Nowhere does the raw energy of Washington music burn as brightly as it does in the Nighthawks' blues. The Bethesda quartet is regarded as one of the country's best young, white blues band, with touts from Bob Dylan, Gregg Allman and Muddy Waters.
The band has matured tremendously in the two years since "Side Pocket Shot," their last album by themselves. In concert, Jimmy Thackeray's slide guitar becomes a sizzling cattle prod; Mark Wenner's harmonica becomes a miniaturized Hammond organ. Drummer Pete Ragusa and bassist Jan Zukowski anchor a rhythm unit that many observers consider the sharpest, most reliable in blues today. Where many young, white bluesmen indulge themselves in sloppy excess, the Nighthawks keep a very tight focus.
It's a supporting rhythm unit that the Nighthawks have been featured on record lately. Last year they supported four members of Muddy Waters' band on "Jacks & Kings" (Adelphi AD 4120). Though it was released as a Nighthawks album, almost all the vocals and solos were taken by the guests. The young Bethesda jacks glowed like gold rings around the jewel performances of the older Chicago Kings.
This year the Nighthawks support John Hammond on his new record, "Hot Tracks" (Vanguard VSD 79424). The Nighthawks are as good as ever, but Hammond falls flat. Hammond gives credence to the misconception that the blues are boring. Hammond does sound a good bit like Howlin' Wolf on "Howling for My Darling." Buy if you want a precise definition of the spirit of blues singing, play Hammond's version right after the Wolf's. The difference is the spirit.

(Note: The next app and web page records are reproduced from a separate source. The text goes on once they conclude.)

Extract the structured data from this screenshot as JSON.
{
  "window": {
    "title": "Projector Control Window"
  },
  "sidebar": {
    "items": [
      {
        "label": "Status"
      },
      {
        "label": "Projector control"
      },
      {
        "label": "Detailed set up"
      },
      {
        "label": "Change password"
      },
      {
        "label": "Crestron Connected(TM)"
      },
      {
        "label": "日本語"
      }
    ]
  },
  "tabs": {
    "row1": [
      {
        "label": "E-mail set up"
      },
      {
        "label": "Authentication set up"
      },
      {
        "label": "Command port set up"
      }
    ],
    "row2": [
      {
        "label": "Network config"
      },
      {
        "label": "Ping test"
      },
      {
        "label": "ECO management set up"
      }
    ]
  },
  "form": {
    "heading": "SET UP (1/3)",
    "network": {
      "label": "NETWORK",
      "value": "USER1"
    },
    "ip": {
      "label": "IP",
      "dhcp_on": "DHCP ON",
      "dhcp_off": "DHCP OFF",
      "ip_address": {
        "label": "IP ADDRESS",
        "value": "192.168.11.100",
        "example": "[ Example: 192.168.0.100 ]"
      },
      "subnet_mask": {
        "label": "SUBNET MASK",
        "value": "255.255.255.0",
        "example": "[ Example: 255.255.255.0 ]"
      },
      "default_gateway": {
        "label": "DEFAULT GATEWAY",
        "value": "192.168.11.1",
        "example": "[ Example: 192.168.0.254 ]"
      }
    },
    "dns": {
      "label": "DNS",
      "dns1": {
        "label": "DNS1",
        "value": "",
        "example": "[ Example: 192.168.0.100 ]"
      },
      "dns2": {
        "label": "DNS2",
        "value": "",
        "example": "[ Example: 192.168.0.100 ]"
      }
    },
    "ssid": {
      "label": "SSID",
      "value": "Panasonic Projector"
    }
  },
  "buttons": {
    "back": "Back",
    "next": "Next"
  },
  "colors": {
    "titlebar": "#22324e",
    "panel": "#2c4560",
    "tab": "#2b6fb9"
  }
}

Hammond seems to sing for sound rather than meaning. When he sings Bo Diddley's "Mama Keep Your Big Mouth Shut" or Little Walter's "You Better Watch Yourself," he doesn't sound as if he's been fighting with his girlfriend, but as if he's been listening to his record collection. On Chuck Berry's "Nadine" and Robert Johnson's "Sweet Home Chicago," Hammond seems to promise his women a free musicology lesson rather than any erotic delights.
The Nighthawks do shine, though, when given a chance. Wenner gets the best chances. He blows his mouth harp high and sweet on "Caress Me Baby"; strong and sruly on "Who's Been Talkin'"; and like a reincarnated Little Walter on "You Better Watch Out." Ragusa takes over "Pretty Thing" wth a hypnotic broken-up beat. Thackeray is crowded by Hammond's guitar but finally breaks loose with some singing slide work on "Sweet Home Chicago."
If the Nighthawks are tightly discplined on stage, the Catfish Hodge Band is given to the indulgent excess of hippie hedonism. Usually this annoying sloppiness is offset by enough rousing energy to make their performances worthwhile. But the weaknesses and strengths always fight it out on stage.
The Catfish Hodge Band's new album "Eyewitness Blues" (Adelphi AD 4113) is produced by Freebo, Bonnie Raitt's much-beloved Bassist. Freebo has done a masterful job of stripping away the band's weaknesses and capturing just their strengths on record.
Standing alone, these strengths are quite impressive. Catfish Hodge's broad, grainy voice is full of the sigh of satisfaction and the sputter of excitment. His rumbling humor takes the tension out of the blues and replaces it with evangelical persuasion that the low-life is best life. If Robert Johnson sings like barbed wire around a Mississippi prison farm, Catfish Hodge sings like a waterbed in a sleazy motel off Route 1.
Hodge's raucous bellow is nicely counterbalanced by the sweet harmonies of Diana Crawford and Dixie D. Ballin. The Catfish Hodge Band contains no spectacular soloists but is a very tight rhythm section, which is just what this dance music needs. As the records's liner notes accurately put it, "additional magic" is supplied by James Cotton, Jimmy Thackeray, Tony Rondolone (of the Downchild Blues Band) and D.C.'s George McWhirter Horns.
Eight of the 10 cuts are credited as Hodge compositions, though many are obvious recasts of old blues classics. "Elmo's Blues" is new lyrics to old Elmore James riffs; "Going Down Slow" owes a lot to Ray Charles. "Every Day It Grows and Grows" is credited to Holland-Dozier-Holland, but is a reworking of Smokey Robinson's "It's Growing."
This Motown tune gets tightly harmonized but vigorous vocals from Hodge, Ballin and Crawford over a much funkier rhythm than the original. The result is the obverse of the usual white cover of a black song; Hodge's version is rawer and hungrier than the Temptations' original. "To the Left" with its clipped rhythms and tightly restrained playing its blues power compressed into contagious rhythm and blues syncopation.
The year has also seen strong local records by the Seldom Scene, Tex Rubinowitz, Bill Hancock, the Razz, the Slickee Boys, Buck Hill, the Bill Blue Band and others with more promised to soon follow. All in all, it proves that the music played north of K Street has preserved the indigenous American spirit in a way that the business transacted south of K Street has not.